by Joe A. MacGown, last updated 18 August 2016

Cardiocondyla wroughtonii, full face view of a worker
Photo courtesy of
Cardiocondyla wroughtonii, full face view of a worker
Photo courtesy of
Cardiocondyla wroughtonii, full face view of a queen (MS, Pearl River Co.) (photo by Joe A. MacGown)
Cardiocondyla wroughtonii, lateral view of a queen (MS, Pearl River Co.) (photo by Joe A. MacGown)

Cardiocondyla is an old world genus of omnivorous ants native to Africa and Asia.  This genus includes several common tramp species that have spread globally with human commerce.  Because of their small size, Cardiocondyla species are often overlooked.  Colonies of most species are small (<500 workers) and are typically located in soil, especially in disturbed, open habitats near rivers, roads, forest margins, or other similar areas (Seifert 2003).  However, some species also nest above ground in plant structures.  Members of this genus are not generally considered to be a pest species.

Cardiocondyla workers are small to medium in size (1.5 to 3.5 mm) and yellow to dark brown. The antenna is 11 or 12-segmented and terminates in a 3-segmented club. The clypeus is flattened with lateral portions projecting outward. The promesonotal suture is lacking. Propodeal spines may be distinct or absent. For their small size, workers have a relatively large sting. Pilosity is sparse to entirely absent on the dorsum of body.  In the southeastern United States, Temnothorax is the only genus that would be likely confused with Cardiocondyla.  Temnothorax species in this region differ by having distinct pilosity present on the dorsum of the body.  Cardiocondyla wroughtonii can be differentiated from the other four species of Cardiocondyla reported from the southeastern United States by its color, which is predominately yellowish brown, but sometimes with some dark coloration on the first gastral tergite, its having a distinct metanotal groove, relatively short antennal scapes; and relatively long propodeal spines.

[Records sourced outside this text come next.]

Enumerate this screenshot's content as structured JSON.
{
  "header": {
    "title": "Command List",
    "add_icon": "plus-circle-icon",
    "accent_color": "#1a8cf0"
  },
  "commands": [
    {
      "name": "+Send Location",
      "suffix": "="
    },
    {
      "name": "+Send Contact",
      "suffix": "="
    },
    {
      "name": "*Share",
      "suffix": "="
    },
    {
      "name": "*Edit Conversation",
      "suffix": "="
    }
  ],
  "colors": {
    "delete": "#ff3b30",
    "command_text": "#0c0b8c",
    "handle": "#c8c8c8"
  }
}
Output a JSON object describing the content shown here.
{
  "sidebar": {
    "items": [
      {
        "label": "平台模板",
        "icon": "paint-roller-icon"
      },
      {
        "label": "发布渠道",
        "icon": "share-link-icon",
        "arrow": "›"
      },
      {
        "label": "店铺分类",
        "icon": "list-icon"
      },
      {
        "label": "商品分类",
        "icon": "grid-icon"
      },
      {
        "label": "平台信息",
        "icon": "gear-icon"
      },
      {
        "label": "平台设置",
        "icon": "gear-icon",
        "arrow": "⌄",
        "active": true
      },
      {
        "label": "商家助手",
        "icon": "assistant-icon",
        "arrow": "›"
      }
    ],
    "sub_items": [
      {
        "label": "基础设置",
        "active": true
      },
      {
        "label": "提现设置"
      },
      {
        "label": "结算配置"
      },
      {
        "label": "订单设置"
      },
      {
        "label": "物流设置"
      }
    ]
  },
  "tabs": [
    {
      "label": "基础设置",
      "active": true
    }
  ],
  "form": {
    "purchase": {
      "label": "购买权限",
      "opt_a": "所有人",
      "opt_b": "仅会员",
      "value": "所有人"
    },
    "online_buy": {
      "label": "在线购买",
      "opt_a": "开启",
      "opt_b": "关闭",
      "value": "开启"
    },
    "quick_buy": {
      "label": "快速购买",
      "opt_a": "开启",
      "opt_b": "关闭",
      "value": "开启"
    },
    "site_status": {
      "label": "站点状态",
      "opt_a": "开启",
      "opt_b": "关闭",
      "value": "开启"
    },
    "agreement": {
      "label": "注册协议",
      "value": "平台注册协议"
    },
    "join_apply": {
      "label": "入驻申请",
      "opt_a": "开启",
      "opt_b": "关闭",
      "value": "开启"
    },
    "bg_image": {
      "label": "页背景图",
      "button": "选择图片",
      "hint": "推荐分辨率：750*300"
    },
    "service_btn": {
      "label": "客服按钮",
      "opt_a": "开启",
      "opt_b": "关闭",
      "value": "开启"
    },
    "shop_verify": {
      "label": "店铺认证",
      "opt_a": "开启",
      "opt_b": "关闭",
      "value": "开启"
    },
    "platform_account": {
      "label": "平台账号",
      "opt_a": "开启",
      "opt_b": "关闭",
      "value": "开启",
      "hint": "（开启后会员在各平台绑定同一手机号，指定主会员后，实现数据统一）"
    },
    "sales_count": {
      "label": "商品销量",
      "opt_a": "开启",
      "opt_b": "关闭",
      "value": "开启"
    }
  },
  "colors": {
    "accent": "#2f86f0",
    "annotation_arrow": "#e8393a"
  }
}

Original Description
Link to paper with original description by Wheeler:

Biology and Economic Importance
Habitat/Nesting: Reported to nest in hollow stems of dead grasses, dead twigs on ground, between layers of leaves,and in leaf litter (Seifert, 2003).

Life Cycle: This species, similar to others in the genus, produces ergatoid males in addition to alate males.

Native Range: Tropical Asia and Australia
Worldwide: India, Sri Lanka, Nepal, Taiwan, Japan, Thailand, Singapore, W. Malaysia, Brunei, Indonesia, Papua New Guinea, Australia, Tanzania (Seifert, 2003).

United States: Florida, Georgia (GA record could represent C. obscurior), Hawaii, Louisiana, and Mississippi (Seifert 2003, Smith 1979, MEM).

Literature Cited
Seifert, B. 2003. The ant genus Cardiocondyla (Insecta: Hymenoptera: Formicidae) - a taxonomic revision of the C. elegans, C. bulgarica, C. batesii, C. nuda, C. shuckardi, C. stambuloffii, C. wroughtonii, C. emeryi, and C. minutior species groups. Ann. Naturhist. Mus. Wien. B. Bot. Zool. 104(B): 203-338.

Smith, D. R. 1979.  In Catalog of Hymenoptera in America north of Mexico. Smithsonian Institution Press, Washington D. C.  Vol. 2, pp. 1323-1427. 

AntWeb Images
Discover Life Images
Identification Guide to Invasive Ants of the Pacific Islands:Cardiocondyla wroughtonii